•Last July junior halfback J.J. Flannigan was arrested for threatening a passerby who had tried to intervene in an argument Flannigan was having with his girlfriend outside a Boulder movie theater. Flannigan allegedly
•Wide receiver Andy Massucco, a junior walk-on, was arrested a month ago on charges of first-degree sexual assault for allegedly raping a student in her dormitory. Police said the victim told friends that she wished Massucco had killed her, because then she "would not have to remember what happened." Massucco says all he did was kiss the woman good night and has responded with a slander suit against her. He's out on $5,000 bail, and his football status is undetermined, pending the outcome of his trial.
And at least one Buff-to-be got into trouble even before arriving in Boulder. High school running back Marc Jones of Oceanside. Calif., who had signed a letter of intent in February 1988, was sentenced last July to a year in jail for striking a 17-year-old boy in the head with a rock, leaving him partly blind in one eye. The Buffaloes withdrew their scholarship offer to Jones, who attended the same high school as Aunese.
The rape and burglary charges against Reliford have led the Colorado campus police to question the actions of athletic-department officials. According to police, at about 2 a.m. on Jan. 20, Reliford broke into a dorm room shared by two women, made sexual advances to one of its occupants, was rebuffed, bit her on the neck and raped her.
But on Feb. 3, when a warrant was issued for Reliford's arrest, he was nowhere to be found. University detective David Wurl says he staked out Reliford's dorm room and classes in vain. Reliford turned himself in to police on Feb. 9—the day after the national letter-of-in-tent signing day for high school recruits. Wurl, for one, suspects that Reliford was kept conveniently out of sight in an effort to delay adverse publicity until after next year's Buffaloes had been lassoed.
Says Wurl, "How else does an 18-year-old kid suddenly pull up stakes and abandon his classes without telling anyone? Then, right after signing day, he reappears?"

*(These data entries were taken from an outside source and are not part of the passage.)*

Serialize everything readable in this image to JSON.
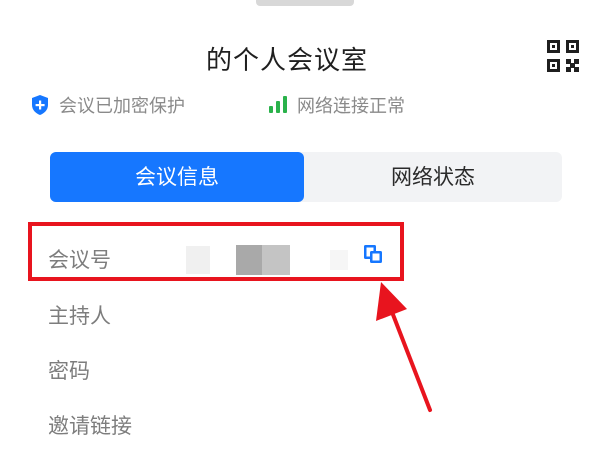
{
  "header": {
    "title": "的个人会议室",
    "qr_icon": "qr-code-icon"
  },
  "status": {
    "encrypted_label": "会议已加密保护",
    "encrypted_icon": "shield-plus-icon",
    "network_label": "网络连接正常",
    "network_icon": "signal-bars-icon"
  },
  "tabs": [
    {
      "label": "会议信息",
      "active": true
    },
    {
      "label": "网络状态",
      "active": false
    }
  ],
  "info_rows": {
    "meeting_number_label": "会议号",
    "host_label": "主持人",
    "password_label": "密码",
    "invite_link_label": "邀请链接",
    "copy_icon": "copy-icon"
  },
  "colors": {
    "accent": "#1677ff",
    "network_ok": "#2ab24b",
    "annotation": "#e8141e"
  }
}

McCartney angrily denies that he or anyone else connected with the Buffaloes had hidden Reliford, who, it turns out, was home in Detroit. "I resent anybody who says we did," says McCartney. "They [the campus police] came over on the ninth asking us if we knew where Marcus Reliford was, and a half hour later we delivered him.... There was no interference on my part."